I want to run some FMC from the bottom of my main panel and out the wall and connect into EMT.

Is there a proper connector to join the FMC to an LB? I'm assuming you can't just use the set screw in an EMT LB.

My original plan is to drill a knockout in the back of a metal junction box and use an FMC->Threaded connector and terminate it that way, then connect the EMC to a side knockout and fish the wire through. I'm wondering if there is an easier way to just connect the FMC to an LB.

Do the threads on a FMC to JB connector fit in the threads of a rigid LB?

The bend in the FMC + connector needs to be able to fit in a 2x6 wall.

*** Edit ***

Current plan: From the main panel (which is mounted in the wall), I want to run a short piece (~3ft) of 3/4" FMC down the wall behind drywall and bend it to a 90 degree elbow to meet up with an LB on the surface of the drywall. The FMC will connect with the short side of the LB with the cover facing out. The connection between the FMC and LB will likely be behind/within the drywall. On the long end of the LB, I will have a run of 3/4" EMT (~40ft) that will terminate at a 2 gang metal box that will house a 14-50 outlet (box sized properly for the outlet). In this conduit run, I will have 3 #6 wires (black, black, white) and a #10 ground wire (green), all THHN. I plan to terminate the green wire in the outlet box as well as connect it to the correct terminal on the outlet using a 2 hole mechanical lug. Using #6 as I may convert this from a 50amp circuit to 60amps in the future (for an EV charger).

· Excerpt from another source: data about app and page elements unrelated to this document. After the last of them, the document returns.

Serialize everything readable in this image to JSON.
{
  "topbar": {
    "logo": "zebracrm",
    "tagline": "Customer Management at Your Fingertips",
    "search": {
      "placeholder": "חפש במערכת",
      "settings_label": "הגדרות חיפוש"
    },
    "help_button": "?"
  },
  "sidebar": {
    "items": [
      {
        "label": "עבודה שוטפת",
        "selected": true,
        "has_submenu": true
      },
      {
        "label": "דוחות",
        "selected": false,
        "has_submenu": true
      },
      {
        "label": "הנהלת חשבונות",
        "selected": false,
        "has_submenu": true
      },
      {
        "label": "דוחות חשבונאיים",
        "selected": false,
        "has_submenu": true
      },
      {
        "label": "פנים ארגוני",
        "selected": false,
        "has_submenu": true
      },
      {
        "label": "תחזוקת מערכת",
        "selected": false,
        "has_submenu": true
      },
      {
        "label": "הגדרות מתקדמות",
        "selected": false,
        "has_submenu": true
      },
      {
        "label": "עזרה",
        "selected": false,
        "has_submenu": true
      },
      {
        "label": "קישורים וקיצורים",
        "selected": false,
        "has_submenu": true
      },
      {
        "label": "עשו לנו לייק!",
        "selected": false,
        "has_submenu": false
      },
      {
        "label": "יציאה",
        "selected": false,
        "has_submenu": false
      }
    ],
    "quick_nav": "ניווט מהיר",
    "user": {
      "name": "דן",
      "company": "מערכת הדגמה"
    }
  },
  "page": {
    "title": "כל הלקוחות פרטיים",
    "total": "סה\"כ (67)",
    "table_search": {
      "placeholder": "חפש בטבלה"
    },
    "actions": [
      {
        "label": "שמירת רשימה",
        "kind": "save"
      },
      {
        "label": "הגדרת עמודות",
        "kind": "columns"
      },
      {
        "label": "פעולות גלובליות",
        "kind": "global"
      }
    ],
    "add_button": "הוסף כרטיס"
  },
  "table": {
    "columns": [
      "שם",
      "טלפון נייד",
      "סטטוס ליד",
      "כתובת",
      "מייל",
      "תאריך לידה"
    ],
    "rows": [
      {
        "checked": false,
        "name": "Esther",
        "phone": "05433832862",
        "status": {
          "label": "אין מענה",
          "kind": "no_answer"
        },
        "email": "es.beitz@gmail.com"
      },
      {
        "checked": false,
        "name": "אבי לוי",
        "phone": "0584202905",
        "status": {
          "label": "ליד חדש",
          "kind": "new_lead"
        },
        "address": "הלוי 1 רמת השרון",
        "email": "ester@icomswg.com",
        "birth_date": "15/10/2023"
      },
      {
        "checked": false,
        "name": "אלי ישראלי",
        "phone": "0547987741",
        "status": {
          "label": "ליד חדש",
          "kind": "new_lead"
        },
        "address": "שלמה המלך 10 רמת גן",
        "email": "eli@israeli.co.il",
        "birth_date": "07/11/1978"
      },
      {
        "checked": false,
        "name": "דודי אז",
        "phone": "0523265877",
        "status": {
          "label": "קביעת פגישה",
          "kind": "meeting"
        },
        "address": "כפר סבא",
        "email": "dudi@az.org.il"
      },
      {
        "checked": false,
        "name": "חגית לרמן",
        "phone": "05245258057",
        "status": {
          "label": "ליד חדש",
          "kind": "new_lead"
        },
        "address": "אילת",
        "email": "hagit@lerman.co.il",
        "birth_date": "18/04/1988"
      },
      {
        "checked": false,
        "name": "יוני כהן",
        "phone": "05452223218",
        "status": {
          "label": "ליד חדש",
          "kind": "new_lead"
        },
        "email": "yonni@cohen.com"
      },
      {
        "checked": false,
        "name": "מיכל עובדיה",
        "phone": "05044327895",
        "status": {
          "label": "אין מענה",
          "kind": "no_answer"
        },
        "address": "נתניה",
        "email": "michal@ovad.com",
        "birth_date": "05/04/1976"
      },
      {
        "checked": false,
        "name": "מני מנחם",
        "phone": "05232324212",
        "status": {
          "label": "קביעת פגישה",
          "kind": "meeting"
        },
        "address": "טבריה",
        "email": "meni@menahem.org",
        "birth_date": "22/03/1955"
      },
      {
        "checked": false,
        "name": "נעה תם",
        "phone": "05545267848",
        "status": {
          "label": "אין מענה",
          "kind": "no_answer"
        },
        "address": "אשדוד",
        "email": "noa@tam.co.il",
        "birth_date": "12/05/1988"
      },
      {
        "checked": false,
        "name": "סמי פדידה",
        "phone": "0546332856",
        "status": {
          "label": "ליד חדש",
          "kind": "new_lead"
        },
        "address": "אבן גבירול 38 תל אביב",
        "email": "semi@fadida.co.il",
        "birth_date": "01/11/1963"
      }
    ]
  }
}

I'm using FMC as I don't believe I can make a 3/4" EMT sweep elbow work in the 2x6 wall (not enough room). I understand that FMC can be used to ground the run in certain situations, but I am running the ground anyway. It sounds like it may be needed if I use a connector from the FMC to LB that isn't necessarily meant for that purpose. I have taken into consideration pull points along the way due to the number of degrees of bends in the conduit.

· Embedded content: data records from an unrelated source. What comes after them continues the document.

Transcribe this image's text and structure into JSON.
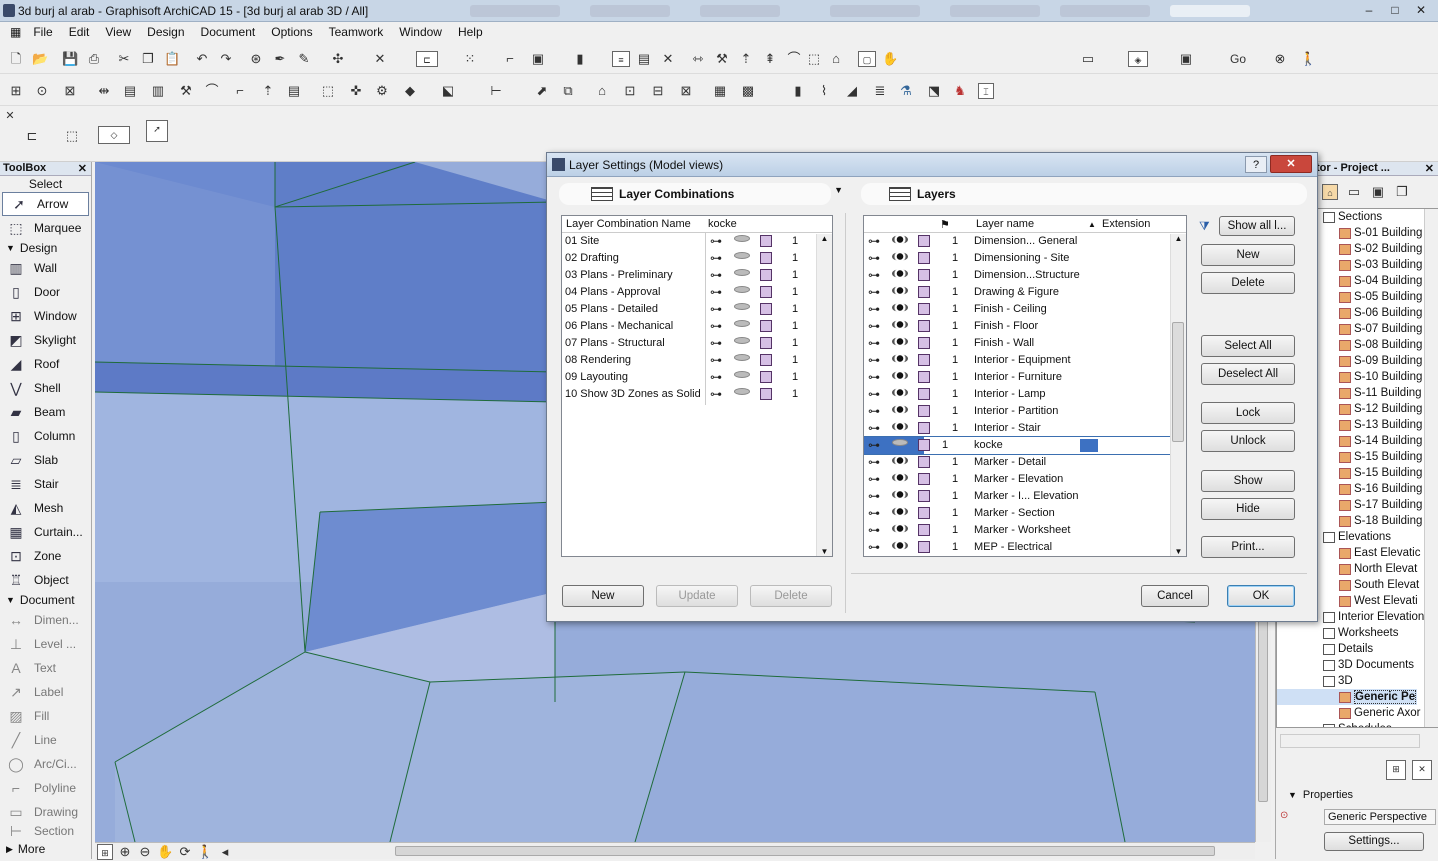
{
  "window": {
    "title": "3d burj al arab - Graphisoft ArchiCAD 15 - [3d burj al arab 3D / All]",
    "controls": [
      "–",
      "□",
      "✕"
    ]
  },
  "menu": [
    "File",
    "Edit",
    "View",
    "Design",
    "Document",
    "Options",
    "Teamwork",
    "Window",
    "Help"
  ],
  "toolbar": {
    "go_label": "Go"
  },
  "toolbox": {
    "title": "ToolBox",
    "select_label": "Select",
    "arrow": "Arrow",
    "marquee": "Marquee",
    "design_section": "Design",
    "design_tools": [
      "Wall",
      "Door",
      "Window",
      "Skylight",
      "Roof",
      "Shell",
      "Beam",
      "Column",
      "Slab",
      "Stair",
      "Mesh",
      "Curtain...",
      "Zone",
      "Object"
    ],
    "document_section": "Document",
    "document_tools": [
      "Dimen...",
      "Level ...",
      "Text",
      "Label",
      "Fill",
      "Line",
      "Arc/Ci...",
      "Polyline",
      "Drawing",
      "Section"
    ],
    "more": "More"
  },
  "navigator": {
    "title": "tor - Project ...",
    "items": [
      {
        "label": "Sections",
        "type": "folder"
      },
      {
        "label": "S-01 Building",
        "type": "house"
      },
      {
        "label": "S-02 Building",
        "type": "house"
      },
      {
        "label": "S-03 Building",
        "type": "house"
      },
      {
        "label": "S-04 Building",
        "type": "house"
      },
      {
        "label": "S-05 Building",
        "type": "house"
      },
      {
        "label": "S-06 Building",
        "type": "house"
      },
      {
        "label": "S-07 Building",
        "type": "house"
      },
      {
        "label": "S-08 Building",
        "type": "house"
      },
      {
        "label": "S-09 Building",
        "type": "house"
      },
      {
        "label": "S-10 Building",
        "type": "house"
      },
      {
        "label": "S-11 Building",
        "type": "house"
      },
      {
        "label": "S-12 Building",
        "type": "house"
      },
      {
        "label": "S-13 Building",
        "type": "house"
      },
      {
        "label": "S-14 Building",
        "type": "house"
      },
      {
        "label": "S-15 Building",
        "type": "house"
      },
      {
        "label": "S-15 Building",
        "type": "house"
      },
      {
        "label": "S-16 Building",
        "type": "house"
      },
      {
        "label": "S-17 Building",
        "type": "house"
      },
      {
        "label": "S-18 Building",
        "type": "house"
      },
      {
        "label": "Elevations",
        "type": "folder"
      },
      {
        "label": "East Elevatic",
        "type": "house"
      },
      {
        "label": "North Elevat",
        "type": "house"
      },
      {
        "label": "South Elevat",
        "type": "house"
      },
      {
        "label": "West Elevati",
        "type": "house"
      },
      {
        "label": "Interior Elevation",
        "type": "folder"
      },
      {
        "label": "Worksheets",
        "type": "folder"
      },
      {
        "label": "Details",
        "type": "folder"
      },
      {
        "label": "3D Documents",
        "type": "folder"
      },
      {
        "label": "3D",
        "type": "folder"
      },
      {
        "label": "Generic Pe",
        "type": "house"
      },
      {
        "label": "Generic Axor",
        "type": "house"
      },
      {
        "label": "Schedules",
        "type": "folder"
      }
    ],
    "properties_label": "Properties",
    "properties_value": "Generic Perspective",
    "settings_button": "Settings..."
  },
  "dialog": {
    "title": "Layer Settings (Model views)",
    "help_glyph": "?",
    "close_glyph": "✕",
    "combos_header": "Layer Combinations",
    "layers_header": "Layers",
    "combo_col_name": "Layer Combination Name",
    "combo_col_value": "kocke",
    "combos": [
      {
        "name": "01 Site",
        "num": "1"
      },
      {
        "name": "02 Drafting",
        "num": "1"
      },
      {
        "name": "03 Plans - Preliminary",
        "num": "1"
      },
      {
        "name": "04 Plans - Approval",
        "num": "1"
      },
      {
        "name": "05 Plans - Detailed",
        "num": "1"
      },
      {
        "name": "06 Plans - Mechanical",
        "num": "1"
      },
      {
        "name": "07 Plans - Structural",
        "num": "1"
      },
      {
        "name": "08 Rendering",
        "num": "1"
      },
      {
        "name": "09 Layouting",
        "num": "1"
      },
      {
        "name": "10 Show 3D Zones as Solid",
        "num": "1"
      }
    ],
    "layer_col_name": "Layer name",
    "layer_col_ext": "Extension",
    "layers": [
      {
        "num": "1",
        "name": "Dimension... General"
      },
      {
        "num": "1",
        "name": "Dimensioning - Site"
      },
      {
        "num": "1",
        "name": "Dimension...Structure"
      },
      {
        "num": "1",
        "name": "Drawing & Figure"
      },
      {
        "num": "1",
        "name": "Finish - Ceiling"
      },
      {
        "num": "1",
        "name": "Finish - Floor"
      },
      {
        "num": "1",
        "name": "Finish - Wall"
      },
      {
        "num": "1",
        "name": "Interior - Equipment"
      },
      {
        "num": "1",
        "name": "Interior - Furniture"
      },
      {
        "num": "1",
        "name": "Interior - Lamp"
      },
      {
        "num": "1",
        "name": "Interior - Partition"
      },
      {
        "num": "1",
        "name": "Interior - Stair"
      },
      {
        "num": "1",
        "name": "kocke",
        "selected": true
      },
      {
        "num": "1",
        "name": "Marker - Detail"
      },
      {
        "num": "1",
        "name": "Marker - Elevation"
      },
      {
        "num": "1",
        "name": "Marker - I... Elevation"
      },
      {
        "num": "1",
        "name": "Marker - Section"
      },
      {
        "num": "1",
        "name": "Marker - Worksheet"
      },
      {
        "num": "1",
        "name": "MEP - Electrical"
      }
    ],
    "show_all": "Show all l...",
    "buttons": {
      "new": "New",
      "delete": "Delete",
      "select_all": "Select All",
      "deselect_all": "Deselect All",
      "lock": "Lock",
      "unlock": "Unlock",
      "show": "Show",
      "hide": "Hide",
      "print": "Print..."
    },
    "combo_buttons": {
      "new": "New",
      "update": "Update",
      "delete": "Delete"
    },
    "cancel": "Cancel",
    "ok": "OK"
  }
}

The conduit body / LB I'm planning on using is a Morris 14247. Not sure if it is volume marked or not. From what I understand, for #6 wire and smaller, you can use the same size conduit body as the conduit you are using for your run (assuming wire fill is appropriate).

If the FMC / LB connection is questionable, I will just replace the LB with an 8x8 junction box (yup probably too big) and connect the FMC to the back of the junction box and run the wire out through the side into EMT.

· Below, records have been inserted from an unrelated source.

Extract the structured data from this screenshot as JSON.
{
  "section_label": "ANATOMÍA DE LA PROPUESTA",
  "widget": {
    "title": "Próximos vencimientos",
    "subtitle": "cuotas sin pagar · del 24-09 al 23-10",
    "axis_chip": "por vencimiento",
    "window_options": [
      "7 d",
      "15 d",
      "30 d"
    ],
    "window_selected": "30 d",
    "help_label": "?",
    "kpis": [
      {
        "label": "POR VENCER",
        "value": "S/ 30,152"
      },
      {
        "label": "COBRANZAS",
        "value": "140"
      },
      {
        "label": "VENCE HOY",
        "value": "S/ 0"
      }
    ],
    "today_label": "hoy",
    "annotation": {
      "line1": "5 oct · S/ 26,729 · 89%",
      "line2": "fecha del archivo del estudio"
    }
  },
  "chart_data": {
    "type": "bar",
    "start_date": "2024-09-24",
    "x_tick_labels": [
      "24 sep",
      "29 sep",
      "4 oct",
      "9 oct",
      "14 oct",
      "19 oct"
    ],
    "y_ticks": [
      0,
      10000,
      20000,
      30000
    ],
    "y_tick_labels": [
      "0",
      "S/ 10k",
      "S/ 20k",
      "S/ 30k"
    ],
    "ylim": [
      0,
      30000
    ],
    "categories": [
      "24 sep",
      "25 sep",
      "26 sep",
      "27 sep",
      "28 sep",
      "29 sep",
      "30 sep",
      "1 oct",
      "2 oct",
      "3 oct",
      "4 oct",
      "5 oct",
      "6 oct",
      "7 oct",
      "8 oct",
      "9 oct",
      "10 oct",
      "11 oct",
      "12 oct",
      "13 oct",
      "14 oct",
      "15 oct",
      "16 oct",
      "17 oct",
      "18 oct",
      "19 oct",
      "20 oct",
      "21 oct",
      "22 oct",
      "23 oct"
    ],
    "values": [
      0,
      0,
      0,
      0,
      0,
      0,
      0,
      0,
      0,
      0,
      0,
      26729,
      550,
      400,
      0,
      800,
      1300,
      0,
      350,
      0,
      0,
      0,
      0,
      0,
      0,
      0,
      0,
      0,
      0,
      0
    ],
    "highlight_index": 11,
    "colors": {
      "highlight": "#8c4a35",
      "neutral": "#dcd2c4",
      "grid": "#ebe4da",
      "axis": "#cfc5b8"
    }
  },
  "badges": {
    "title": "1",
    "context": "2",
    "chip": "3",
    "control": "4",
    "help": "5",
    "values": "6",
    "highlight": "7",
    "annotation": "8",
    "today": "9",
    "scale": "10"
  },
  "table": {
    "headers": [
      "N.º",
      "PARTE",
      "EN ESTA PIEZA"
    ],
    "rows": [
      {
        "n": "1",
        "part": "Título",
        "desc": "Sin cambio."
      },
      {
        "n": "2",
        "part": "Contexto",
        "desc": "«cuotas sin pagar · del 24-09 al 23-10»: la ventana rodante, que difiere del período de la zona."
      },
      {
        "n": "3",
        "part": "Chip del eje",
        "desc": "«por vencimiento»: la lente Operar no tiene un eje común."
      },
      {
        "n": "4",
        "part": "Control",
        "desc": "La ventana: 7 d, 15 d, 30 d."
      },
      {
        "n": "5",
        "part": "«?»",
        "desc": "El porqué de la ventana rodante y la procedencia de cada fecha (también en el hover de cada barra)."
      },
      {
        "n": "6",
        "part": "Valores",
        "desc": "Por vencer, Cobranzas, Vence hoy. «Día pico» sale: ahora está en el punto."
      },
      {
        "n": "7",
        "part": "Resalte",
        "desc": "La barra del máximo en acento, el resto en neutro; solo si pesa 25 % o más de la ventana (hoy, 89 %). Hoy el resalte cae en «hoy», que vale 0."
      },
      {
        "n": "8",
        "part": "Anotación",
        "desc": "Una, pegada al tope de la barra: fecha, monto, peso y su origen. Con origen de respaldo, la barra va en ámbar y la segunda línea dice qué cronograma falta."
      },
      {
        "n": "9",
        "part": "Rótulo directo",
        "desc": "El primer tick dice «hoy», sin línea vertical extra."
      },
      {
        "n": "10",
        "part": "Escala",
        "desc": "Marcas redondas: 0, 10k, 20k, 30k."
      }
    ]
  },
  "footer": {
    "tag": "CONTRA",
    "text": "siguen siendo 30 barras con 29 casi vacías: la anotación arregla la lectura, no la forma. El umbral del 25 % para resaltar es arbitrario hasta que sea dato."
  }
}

2 Answers 2

2

Yes there are proper connectors for FMC to EMT. See picture below. You'd need to add a small piece of EMT and an EMT to JB connector. enter image description here

The threads of a FMC to JB will fit into a rigid LB but are designed for lock nuts so not necessarily to code. Grounding could be compromised. See @ThreePhaseEel comment.

6
  • Is using a FMC to JB connector to go into the threads of a LB approved by code? Aug 20, 2021 at 22:25
  • @B.Anderson -- not necessarily -- threads on fittings are designed for locknuts not hubs, thus UL doesn't test JB connectors threaded into hubs, and they may not provide good grounding continuity as a result Aug 21, 2021 at 2:22
  • @ThreePhaseEel Thanks for the clarification. I have used them into threaded LB's but always ran a ground wire.
    – JACK
    Aug 21, 2021 at 11:55
  • I was planning on running a ground wire and connecting to the box and outlet at the end of the run. Would this work? Aug 21, 2021 at 12:06
  • @B.Anderson the conduit body still needs to be grounded properly, which raises questions of its own: is this conduit body volume marked, and how are you providing access to it down the road? (Conduit bodies are like boxes in that you can't legally bury them in the wall) Aug 21, 2021 at 12:58
1

Rigid parts give us the flexibility we need

While flexible conduit seems like an attractive option for making the "around the horn" bend behind the drywall, it doesn't work so well due to the issue that flexible conduit fittings are designed to work with junction boxes, not conduit bodies with their built-in conduit hubs, or any other sort of hub fitting for that matter. (The issue has to do with grounding continuity, thread type mismatches, and UL testing; this piece by UL's Mark Ode discusses the problem in more detail.)

Instead, with your choice of a rigid/EMT combination LB, I'd use a rigid conduit nipple threaded into the short end of the body to penetrate the drywall, then thread the female end of a rigid conduit short elbow fitting (Appleton LMFL90-75 or equivalent) onto the other end of the nipple. This then lets us use a standard rigid coupling to attach an EMT-to-threaded-hub transition fitting (Bridgeport 291-RTNPT) to the short elbow, thus getting us around the horn without violating any UL listings or the NEC, as factory-produced short radius fittings are permitted in conduit runs. (See NEC 344.24 for the operative language.)

Your Answer

By clicking “Post Your Answer”, you agree to our terms of service, privacy policy and cookie policy

Not the answer you're looking for? Browse other questions tagged or ask your own question.